“These are a great investment in the same way as having a deposit for your home purchase is. An overpayment is an extra lump-sum repayment on your bond over and above your required minimum monthly instalment.”
He explains further: “It is hugely advantageous to put any unexpected financial windfall – for example, end-of-year bonus, a tax rebate or an inheritance – towards your bond. A R10,000 once-off overpayment on a 20-year bond of R1,426,656 at the current prime rate of 11.75%, will reduce your total loan amount by R91,081. On a 30-year term, the benefit of that R10,000 overpayment would equate to R292,795 in savings.”
While the numbers speak for themselves, the additional benefits of paying higher monthly instalments and/or once-off overpayments are as follows:
Reduce interest payments: By making additional payments, you can effectively
Build equity faster: Paying off your bond earlier allows you to build equity in your home at a quicker pace. Building equity can provide financial security and open up opportunities for future investments.
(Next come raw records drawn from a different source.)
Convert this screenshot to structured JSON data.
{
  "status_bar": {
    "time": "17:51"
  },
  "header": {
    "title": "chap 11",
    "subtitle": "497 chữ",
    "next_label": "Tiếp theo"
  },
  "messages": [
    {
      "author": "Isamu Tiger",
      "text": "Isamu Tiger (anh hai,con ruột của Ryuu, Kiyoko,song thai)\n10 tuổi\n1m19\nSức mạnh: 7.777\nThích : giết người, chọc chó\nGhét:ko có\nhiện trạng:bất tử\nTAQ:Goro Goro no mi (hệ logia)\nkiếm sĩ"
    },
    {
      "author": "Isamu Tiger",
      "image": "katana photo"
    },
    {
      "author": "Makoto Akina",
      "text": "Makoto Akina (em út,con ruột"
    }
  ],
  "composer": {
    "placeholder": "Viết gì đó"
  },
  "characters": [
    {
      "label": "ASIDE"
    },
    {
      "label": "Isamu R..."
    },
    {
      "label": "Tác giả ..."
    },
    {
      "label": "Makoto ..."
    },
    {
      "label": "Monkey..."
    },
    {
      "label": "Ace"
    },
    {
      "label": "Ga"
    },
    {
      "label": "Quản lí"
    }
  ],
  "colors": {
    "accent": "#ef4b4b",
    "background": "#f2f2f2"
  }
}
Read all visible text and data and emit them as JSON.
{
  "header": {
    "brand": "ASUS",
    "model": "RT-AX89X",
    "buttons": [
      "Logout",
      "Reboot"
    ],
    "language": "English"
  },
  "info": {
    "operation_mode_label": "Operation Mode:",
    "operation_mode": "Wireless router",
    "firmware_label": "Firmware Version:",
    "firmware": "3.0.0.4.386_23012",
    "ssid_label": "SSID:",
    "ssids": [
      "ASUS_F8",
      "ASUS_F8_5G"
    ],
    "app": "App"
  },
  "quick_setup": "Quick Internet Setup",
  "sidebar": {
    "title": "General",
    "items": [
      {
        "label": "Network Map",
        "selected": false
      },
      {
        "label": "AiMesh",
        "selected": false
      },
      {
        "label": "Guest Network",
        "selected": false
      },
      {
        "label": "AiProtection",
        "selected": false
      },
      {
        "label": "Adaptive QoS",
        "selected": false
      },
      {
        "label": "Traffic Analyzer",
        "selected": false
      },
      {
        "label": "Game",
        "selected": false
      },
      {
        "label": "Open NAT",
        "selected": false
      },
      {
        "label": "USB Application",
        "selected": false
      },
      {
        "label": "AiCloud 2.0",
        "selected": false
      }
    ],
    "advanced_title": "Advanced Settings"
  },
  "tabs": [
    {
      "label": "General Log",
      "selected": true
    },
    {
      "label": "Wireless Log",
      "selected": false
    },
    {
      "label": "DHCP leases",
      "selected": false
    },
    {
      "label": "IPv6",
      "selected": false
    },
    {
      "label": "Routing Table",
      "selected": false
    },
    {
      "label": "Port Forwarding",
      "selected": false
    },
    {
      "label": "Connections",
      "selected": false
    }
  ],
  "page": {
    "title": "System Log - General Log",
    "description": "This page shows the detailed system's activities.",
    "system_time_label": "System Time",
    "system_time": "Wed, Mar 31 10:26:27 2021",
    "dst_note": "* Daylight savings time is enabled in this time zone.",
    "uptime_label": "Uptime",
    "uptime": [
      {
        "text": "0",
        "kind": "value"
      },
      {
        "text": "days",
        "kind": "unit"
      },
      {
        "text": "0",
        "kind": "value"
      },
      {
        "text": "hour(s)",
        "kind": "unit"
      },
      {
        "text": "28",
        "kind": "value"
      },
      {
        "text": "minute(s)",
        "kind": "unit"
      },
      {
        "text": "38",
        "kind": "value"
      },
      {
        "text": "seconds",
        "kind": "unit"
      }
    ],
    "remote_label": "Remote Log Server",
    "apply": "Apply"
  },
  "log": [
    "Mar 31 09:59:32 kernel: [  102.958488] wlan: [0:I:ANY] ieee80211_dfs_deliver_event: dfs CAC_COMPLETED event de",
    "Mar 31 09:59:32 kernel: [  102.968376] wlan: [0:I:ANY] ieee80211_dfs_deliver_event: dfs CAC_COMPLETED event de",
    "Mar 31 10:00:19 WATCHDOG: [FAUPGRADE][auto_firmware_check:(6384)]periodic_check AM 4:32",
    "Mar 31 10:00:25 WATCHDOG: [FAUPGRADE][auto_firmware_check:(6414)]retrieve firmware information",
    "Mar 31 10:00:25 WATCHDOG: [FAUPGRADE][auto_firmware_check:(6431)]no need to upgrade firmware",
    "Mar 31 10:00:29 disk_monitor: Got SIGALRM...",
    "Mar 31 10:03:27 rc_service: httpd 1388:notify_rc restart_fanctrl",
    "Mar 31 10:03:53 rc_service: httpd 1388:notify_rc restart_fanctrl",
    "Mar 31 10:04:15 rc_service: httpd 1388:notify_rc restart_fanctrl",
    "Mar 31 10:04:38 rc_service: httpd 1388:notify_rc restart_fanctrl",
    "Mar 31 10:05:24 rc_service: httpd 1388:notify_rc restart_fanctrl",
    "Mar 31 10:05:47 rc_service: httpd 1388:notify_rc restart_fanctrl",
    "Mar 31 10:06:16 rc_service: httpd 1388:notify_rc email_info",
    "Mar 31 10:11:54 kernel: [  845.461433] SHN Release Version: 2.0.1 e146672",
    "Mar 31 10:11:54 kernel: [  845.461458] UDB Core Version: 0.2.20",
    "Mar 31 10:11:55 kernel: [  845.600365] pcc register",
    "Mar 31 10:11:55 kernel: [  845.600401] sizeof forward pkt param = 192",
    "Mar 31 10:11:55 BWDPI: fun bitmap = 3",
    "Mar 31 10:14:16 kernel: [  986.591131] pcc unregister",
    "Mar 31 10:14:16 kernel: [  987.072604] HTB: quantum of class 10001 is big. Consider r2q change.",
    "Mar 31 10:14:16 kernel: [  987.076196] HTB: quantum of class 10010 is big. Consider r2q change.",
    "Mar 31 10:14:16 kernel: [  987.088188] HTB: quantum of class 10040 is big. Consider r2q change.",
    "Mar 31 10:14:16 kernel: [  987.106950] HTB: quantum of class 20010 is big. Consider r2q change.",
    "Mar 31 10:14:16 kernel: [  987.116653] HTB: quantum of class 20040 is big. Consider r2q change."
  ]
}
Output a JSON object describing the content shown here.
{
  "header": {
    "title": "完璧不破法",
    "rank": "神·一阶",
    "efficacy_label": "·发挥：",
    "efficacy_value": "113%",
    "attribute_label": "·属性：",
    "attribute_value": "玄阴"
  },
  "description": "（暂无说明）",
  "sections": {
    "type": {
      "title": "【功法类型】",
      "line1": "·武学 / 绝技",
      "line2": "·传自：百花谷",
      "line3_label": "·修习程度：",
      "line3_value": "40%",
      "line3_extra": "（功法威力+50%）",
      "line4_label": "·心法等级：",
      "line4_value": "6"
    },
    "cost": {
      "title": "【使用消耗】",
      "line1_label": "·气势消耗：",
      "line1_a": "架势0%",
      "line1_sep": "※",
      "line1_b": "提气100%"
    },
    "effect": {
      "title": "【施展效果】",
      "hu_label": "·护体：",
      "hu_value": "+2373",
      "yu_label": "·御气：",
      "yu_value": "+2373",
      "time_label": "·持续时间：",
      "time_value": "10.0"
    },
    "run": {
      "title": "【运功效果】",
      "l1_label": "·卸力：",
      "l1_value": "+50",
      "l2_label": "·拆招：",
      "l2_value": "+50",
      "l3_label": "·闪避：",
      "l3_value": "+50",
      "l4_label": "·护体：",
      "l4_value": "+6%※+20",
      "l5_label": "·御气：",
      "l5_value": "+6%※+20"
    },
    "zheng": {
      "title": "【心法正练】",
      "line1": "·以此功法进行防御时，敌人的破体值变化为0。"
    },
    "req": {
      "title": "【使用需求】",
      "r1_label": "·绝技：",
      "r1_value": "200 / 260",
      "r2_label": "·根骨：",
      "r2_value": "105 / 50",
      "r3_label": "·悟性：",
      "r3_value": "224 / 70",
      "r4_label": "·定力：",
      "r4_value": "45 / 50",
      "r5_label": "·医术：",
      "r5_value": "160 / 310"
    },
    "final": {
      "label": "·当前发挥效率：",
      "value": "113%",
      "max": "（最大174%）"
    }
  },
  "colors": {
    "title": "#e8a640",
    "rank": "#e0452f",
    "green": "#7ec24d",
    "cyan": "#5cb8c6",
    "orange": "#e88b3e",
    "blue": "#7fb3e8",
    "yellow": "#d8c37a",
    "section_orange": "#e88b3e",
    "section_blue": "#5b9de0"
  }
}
Potential to refinance: If you’ve reduced your loan balance, you may become eligible for better refinancing options at lower interest rates, further saving you money. You may also have the opportunity to consolidate other debt under your more favourable home loan rate.
“Ultimately, paying your bond off sooner lowers your financial stress and increases your financial freedom, Rubin says.
“Once the outstanding balance of your bond and associated interest is reduced, you’ll have the option to redirect funds towards other investments, retirement savings, or even a home upgrade.”
You can even use the money to invest in a rental property.